● **Exercise**:
Among the lines below, count those that include "this", and state the count alone.

● **Supplied data**:

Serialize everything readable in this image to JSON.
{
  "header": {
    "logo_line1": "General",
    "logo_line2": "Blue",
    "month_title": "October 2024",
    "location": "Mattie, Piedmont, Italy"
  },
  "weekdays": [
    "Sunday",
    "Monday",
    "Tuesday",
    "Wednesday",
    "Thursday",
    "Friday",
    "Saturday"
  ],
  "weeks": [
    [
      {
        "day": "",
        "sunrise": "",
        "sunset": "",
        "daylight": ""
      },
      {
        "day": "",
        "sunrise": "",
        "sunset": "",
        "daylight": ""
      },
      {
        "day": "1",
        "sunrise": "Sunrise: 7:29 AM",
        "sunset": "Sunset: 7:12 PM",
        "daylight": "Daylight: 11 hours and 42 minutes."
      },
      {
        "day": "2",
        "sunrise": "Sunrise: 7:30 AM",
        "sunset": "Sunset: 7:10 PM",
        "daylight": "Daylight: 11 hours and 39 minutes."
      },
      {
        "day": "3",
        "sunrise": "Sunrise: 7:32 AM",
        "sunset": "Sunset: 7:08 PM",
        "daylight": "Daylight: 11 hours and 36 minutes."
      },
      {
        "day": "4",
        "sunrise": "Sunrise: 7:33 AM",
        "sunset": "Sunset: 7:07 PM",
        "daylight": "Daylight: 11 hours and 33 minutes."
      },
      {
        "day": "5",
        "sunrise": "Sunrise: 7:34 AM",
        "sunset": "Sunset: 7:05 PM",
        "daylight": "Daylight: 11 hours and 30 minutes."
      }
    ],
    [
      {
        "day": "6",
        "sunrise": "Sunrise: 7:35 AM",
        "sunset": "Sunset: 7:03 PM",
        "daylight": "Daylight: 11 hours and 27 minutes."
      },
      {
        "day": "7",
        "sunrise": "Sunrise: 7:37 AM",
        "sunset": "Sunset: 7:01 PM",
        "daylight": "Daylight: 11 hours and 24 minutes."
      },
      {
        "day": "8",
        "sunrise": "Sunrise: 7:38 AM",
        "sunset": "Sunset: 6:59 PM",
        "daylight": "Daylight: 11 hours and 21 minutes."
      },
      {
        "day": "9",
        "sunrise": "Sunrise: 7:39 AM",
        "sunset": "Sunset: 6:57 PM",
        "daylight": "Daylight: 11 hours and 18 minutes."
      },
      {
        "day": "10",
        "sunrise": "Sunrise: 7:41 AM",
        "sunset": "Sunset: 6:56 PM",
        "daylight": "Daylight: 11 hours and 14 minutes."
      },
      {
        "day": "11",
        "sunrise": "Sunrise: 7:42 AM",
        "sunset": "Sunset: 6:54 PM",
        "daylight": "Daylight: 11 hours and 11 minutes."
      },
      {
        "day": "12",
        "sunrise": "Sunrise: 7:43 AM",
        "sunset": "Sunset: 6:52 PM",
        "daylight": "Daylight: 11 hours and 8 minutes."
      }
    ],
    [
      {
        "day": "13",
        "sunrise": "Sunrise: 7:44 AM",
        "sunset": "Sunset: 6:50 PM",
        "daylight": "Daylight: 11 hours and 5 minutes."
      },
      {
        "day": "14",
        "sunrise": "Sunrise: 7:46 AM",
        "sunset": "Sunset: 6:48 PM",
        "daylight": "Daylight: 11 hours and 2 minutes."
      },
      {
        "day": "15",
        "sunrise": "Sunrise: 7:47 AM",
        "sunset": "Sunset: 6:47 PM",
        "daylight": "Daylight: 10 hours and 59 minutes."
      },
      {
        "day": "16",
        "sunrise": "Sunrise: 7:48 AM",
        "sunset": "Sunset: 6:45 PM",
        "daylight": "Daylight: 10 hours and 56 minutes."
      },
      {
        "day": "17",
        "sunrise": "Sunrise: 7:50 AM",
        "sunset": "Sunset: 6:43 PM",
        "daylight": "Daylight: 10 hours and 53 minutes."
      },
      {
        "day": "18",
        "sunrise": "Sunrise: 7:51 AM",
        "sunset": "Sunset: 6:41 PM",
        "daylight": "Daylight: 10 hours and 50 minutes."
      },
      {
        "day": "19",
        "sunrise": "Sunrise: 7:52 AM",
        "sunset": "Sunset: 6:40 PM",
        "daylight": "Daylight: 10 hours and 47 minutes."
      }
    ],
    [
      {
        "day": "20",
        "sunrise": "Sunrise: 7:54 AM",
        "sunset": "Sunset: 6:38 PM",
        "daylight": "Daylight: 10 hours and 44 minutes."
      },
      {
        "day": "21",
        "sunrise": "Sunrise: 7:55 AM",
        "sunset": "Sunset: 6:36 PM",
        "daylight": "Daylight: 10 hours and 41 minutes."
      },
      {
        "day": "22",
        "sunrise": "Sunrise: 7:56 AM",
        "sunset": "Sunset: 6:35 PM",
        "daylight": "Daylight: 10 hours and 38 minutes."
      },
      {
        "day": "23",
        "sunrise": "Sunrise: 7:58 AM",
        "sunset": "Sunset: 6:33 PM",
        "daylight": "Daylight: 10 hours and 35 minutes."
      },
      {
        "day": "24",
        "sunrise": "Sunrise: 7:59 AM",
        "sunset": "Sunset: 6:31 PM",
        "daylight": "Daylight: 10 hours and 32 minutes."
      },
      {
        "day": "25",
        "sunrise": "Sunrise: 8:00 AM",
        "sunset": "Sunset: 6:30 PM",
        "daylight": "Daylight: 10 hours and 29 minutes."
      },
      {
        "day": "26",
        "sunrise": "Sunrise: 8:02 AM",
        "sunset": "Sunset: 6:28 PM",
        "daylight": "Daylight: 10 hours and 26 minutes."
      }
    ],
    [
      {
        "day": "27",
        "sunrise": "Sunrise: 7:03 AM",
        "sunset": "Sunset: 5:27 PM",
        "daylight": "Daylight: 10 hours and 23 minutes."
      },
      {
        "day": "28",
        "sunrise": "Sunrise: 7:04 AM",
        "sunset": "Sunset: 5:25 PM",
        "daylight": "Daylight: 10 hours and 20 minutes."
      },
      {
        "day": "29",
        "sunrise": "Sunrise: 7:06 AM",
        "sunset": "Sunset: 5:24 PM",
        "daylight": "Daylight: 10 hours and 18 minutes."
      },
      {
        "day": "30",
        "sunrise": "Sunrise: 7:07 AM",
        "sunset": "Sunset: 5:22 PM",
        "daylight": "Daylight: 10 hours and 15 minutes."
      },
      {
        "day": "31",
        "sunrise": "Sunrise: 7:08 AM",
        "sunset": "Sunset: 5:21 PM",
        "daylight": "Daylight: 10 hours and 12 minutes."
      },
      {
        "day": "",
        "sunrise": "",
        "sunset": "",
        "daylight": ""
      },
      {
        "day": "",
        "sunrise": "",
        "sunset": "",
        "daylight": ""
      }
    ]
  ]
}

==

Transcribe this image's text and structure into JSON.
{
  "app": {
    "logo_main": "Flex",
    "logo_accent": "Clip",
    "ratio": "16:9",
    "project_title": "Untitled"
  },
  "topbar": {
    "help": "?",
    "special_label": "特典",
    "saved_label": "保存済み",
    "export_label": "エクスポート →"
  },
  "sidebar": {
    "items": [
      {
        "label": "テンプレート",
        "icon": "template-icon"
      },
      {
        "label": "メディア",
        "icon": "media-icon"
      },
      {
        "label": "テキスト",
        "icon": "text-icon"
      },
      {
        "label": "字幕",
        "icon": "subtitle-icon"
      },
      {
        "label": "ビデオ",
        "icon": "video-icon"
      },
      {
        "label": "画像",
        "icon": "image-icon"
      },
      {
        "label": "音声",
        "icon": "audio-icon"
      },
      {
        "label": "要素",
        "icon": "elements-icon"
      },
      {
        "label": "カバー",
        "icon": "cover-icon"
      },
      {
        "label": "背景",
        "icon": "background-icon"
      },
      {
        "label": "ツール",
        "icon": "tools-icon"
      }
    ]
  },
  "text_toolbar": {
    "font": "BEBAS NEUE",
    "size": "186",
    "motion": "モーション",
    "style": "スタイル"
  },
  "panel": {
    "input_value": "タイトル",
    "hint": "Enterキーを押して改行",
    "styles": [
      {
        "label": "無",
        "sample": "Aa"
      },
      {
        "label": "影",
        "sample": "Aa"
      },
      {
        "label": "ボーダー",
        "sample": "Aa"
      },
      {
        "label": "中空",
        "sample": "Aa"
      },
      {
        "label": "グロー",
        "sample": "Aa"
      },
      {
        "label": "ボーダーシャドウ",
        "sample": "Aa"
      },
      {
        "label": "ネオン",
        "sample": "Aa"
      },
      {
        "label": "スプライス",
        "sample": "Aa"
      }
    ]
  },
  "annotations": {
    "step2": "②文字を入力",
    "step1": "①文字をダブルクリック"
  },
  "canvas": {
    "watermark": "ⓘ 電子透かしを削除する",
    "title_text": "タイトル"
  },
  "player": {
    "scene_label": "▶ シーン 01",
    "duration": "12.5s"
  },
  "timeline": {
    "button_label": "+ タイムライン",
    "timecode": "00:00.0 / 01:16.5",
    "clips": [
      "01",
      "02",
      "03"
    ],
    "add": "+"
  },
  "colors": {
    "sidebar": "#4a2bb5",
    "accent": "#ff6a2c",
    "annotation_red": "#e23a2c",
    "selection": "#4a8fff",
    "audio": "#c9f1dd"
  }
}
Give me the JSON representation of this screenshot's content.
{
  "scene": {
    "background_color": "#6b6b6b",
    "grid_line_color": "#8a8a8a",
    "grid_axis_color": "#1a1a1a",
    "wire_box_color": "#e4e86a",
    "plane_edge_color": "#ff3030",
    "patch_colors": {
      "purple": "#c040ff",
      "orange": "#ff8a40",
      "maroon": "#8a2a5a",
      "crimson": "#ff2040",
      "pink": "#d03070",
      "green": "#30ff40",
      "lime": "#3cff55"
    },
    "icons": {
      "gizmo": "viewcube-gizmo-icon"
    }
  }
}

● **Response box**:
3